Which is likely the face he’ll wear to the end. Redbone asked his audience to slow down, come in from the gloom and flash and hurry of the world for an hour, take things at his pace. Not all the jokes are funny, but who cares? They may have not even been funny in the 1920s, but that’s why he tells them. He didn’t even feel the need to play the whole time, even sitting back and listening to his piano man play a couple of rollicking stride pieces, whistling, spidering his fingers, stomping. And though many of his songs and jokes carried a serious sentiment of aging and death, (“Will someone come up and finish this evening for me?”), he seemed resilient, a glad and goofy host of this steady tour through prewar blues, postwar Vienna and Italian opera. Everything he sang and played was rich and cared for and steeped in tradition beyond any shtick. Why would anyone question it? It sounds too good.
He ended the night with a yarn about a young Italian castrato, whom he then mimicked, and then somehow glided right into “Shine on Harvest Moon.” He bowed to the applause and catcalls and quietly exited the building through the side door. I watched him through the window, politely eluding autograph-opportunities, then disappearing around the rear of the building, probably descending into some speakeasy where Fats Waller sat dealing a hand.

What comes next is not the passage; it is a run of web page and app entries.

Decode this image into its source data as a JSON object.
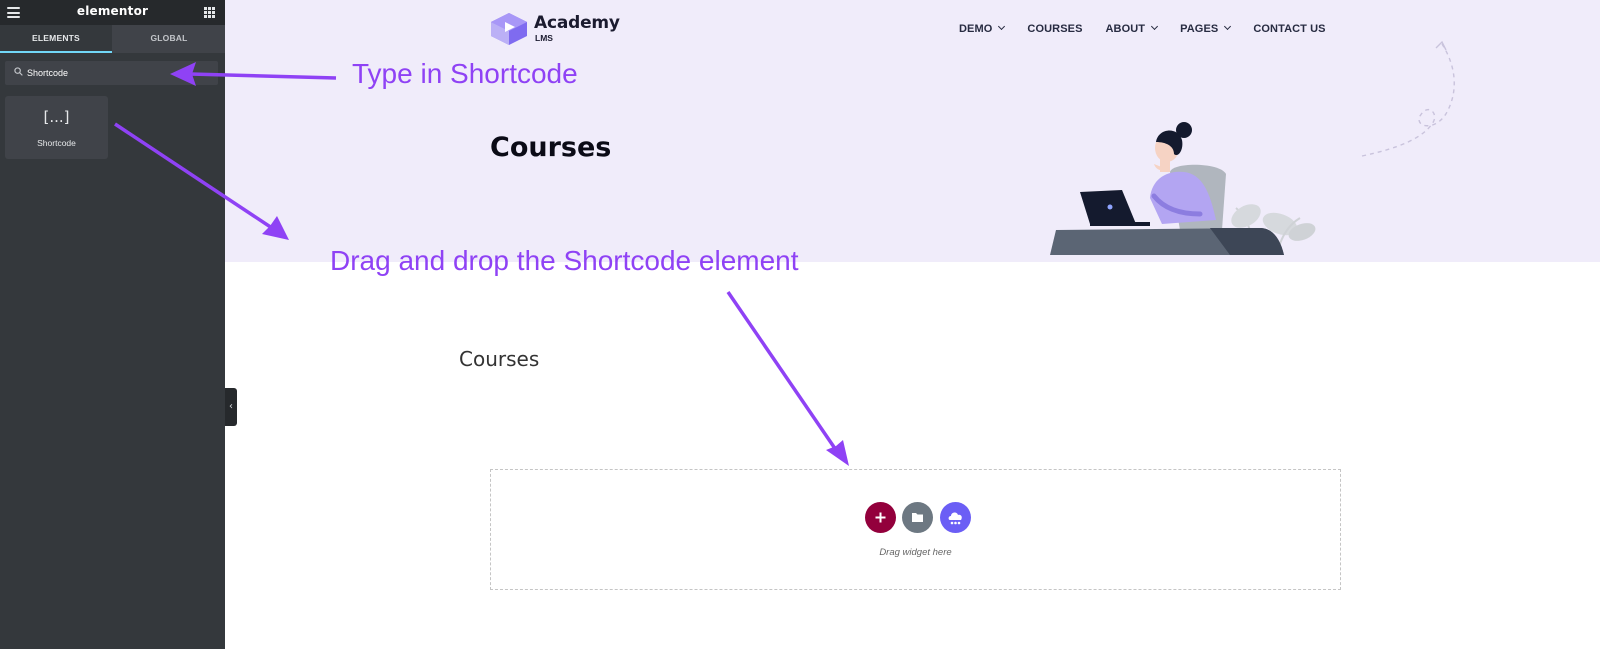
{
  "editor": {
    "brand": "elementor",
    "tabs": [
      "ELEMENTS",
      "GLOBAL"
    ],
    "search": {
      "value": "Shortcode"
    },
    "widget": {
      "icon": "[...]",
      "label": "Shortcode"
    }
  },
  "site": {
    "logo": {
      "name": "Academy",
      "sub": "LMS"
    },
    "nav": [
      {
        "label": "DEMO",
        "dropdown": true
      },
      {
        "label": "COURSES",
        "dropdown": false
      },
      {
        "label": "ABOUT",
        "dropdown": true
      },
      {
        "label": "PAGES",
        "dropdown": true
      },
      {
        "label": "CONTACT US",
        "dropdown": false
      }
    ],
    "hero_title": "Courses",
    "section_title": "Courses",
    "dropzone_hint": "Drag widget here"
  },
  "annotations": {
    "type_hint": "Type in Shortcode",
    "drag_hint": "Drag and drop the Shortcode element"
  },
  "colors": {
    "annotation": "#8f42f5",
    "hero_bg": "#f0ecfa",
    "sidebar_bg": "#34383c",
    "accent_tab": "#71d7f7",
    "add_button": "#93003c",
    "cloud_button": "#6b5ef5"
  }
}
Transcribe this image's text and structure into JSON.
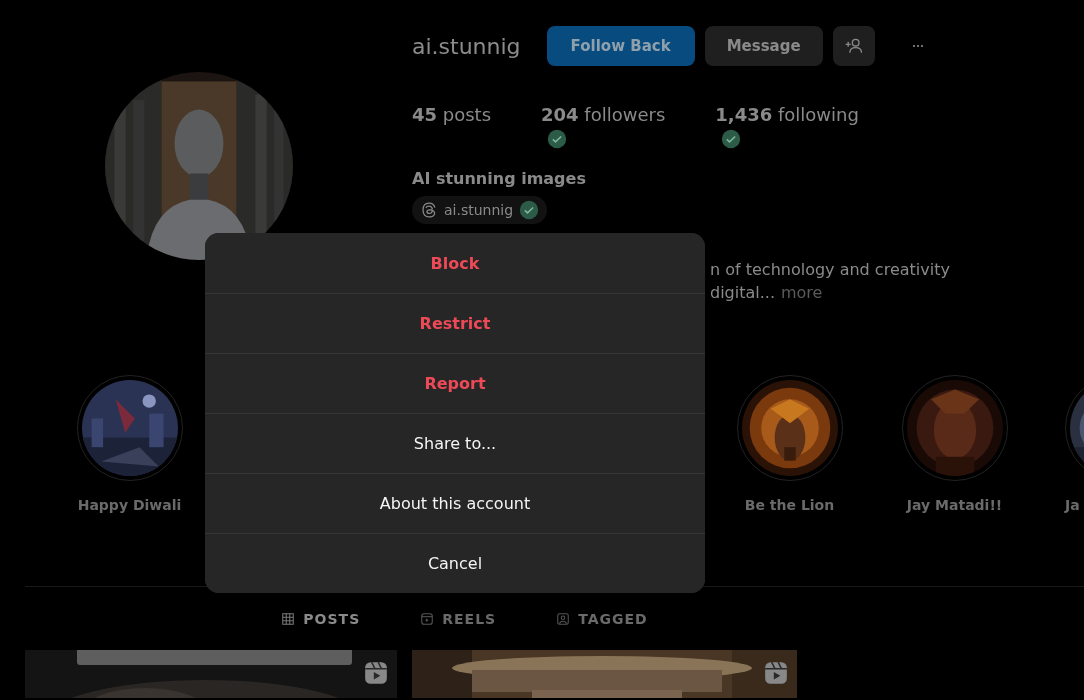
{
  "profile": {
    "username": "ai.stunnig",
    "buttons": [
      {
        "label": "Follow Back",
        "kind": "primary"
      },
      {
        "label": "Message",
        "kind": "secondary"
      }
    ],
    "stats": [
      {
        "count": "45",
        "label": "posts",
        "verified": false
      },
      {
        "count": "204",
        "label": "followers",
        "verified": true
      },
      {
        "count": "1,436",
        "label": "following",
        "verified": true
      }
    ],
    "display_name": "AI stunning images",
    "threads_badge": {
      "handle": "ai.stunnig",
      "verified": true
    },
    "bio_lines": [
      "n of technology and creativity",
      "digital..."
    ],
    "more_link": "more"
  },
  "highlights": [
    {
      "label": "Happy Diwali"
    },
    {
      "label": "Be the Lion"
    },
    {
      "label": "Jay Matadi!!"
    },
    {
      "label": "Ja"
    }
  ],
  "tabs": [
    {
      "label": "POSTS",
      "kind": "grid",
      "selected": true
    },
    {
      "label": "REELS",
      "kind": "reels",
      "selected": false
    },
    {
      "label": "TAGGED",
      "kind": "tagged",
      "selected": false
    }
  ],
  "posts": [
    {
      "kind": "reel"
    },
    {
      "kind": "reel"
    }
  ],
  "menu": {
    "items": [
      {
        "label": "Block",
        "kind": "danger"
      },
      {
        "label": "Restrict",
        "kind": "danger"
      },
      {
        "label": "Report",
        "kind": "danger"
      },
      {
        "label": "Share to...",
        "kind": "normal"
      },
      {
        "label": "About this account",
        "kind": "normal"
      },
      {
        "label": "Cancel",
        "kind": "normal"
      }
    ]
  }
}
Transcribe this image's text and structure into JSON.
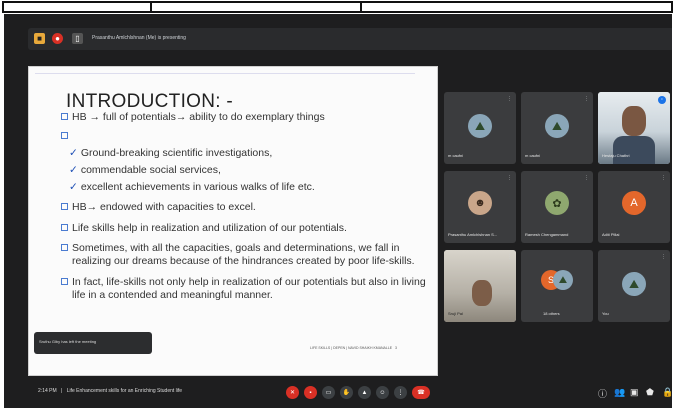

Sad to report that Charlie Louvin, at the age of 83, passed away early this morning, after a long struggle with pancreatic cancer.
Louvin was a Country Music Hall of Famer and one of the most sublime voices in American music. After the death of his brother Ira, Louvin remained active throughout his later years, continuing to record and tour at a heady pace, and seeing some well-deserved recognition from a younger generation of fans of rock, folk and country music. He was a grand and warm gentleman, completely in love with singing and sharing his music with any audience that would listen.
KDHX was honored to host the legend in the Magnolia Avenue Studios in April 2007 for an epic and very special live session on Bluegrass Breakdown.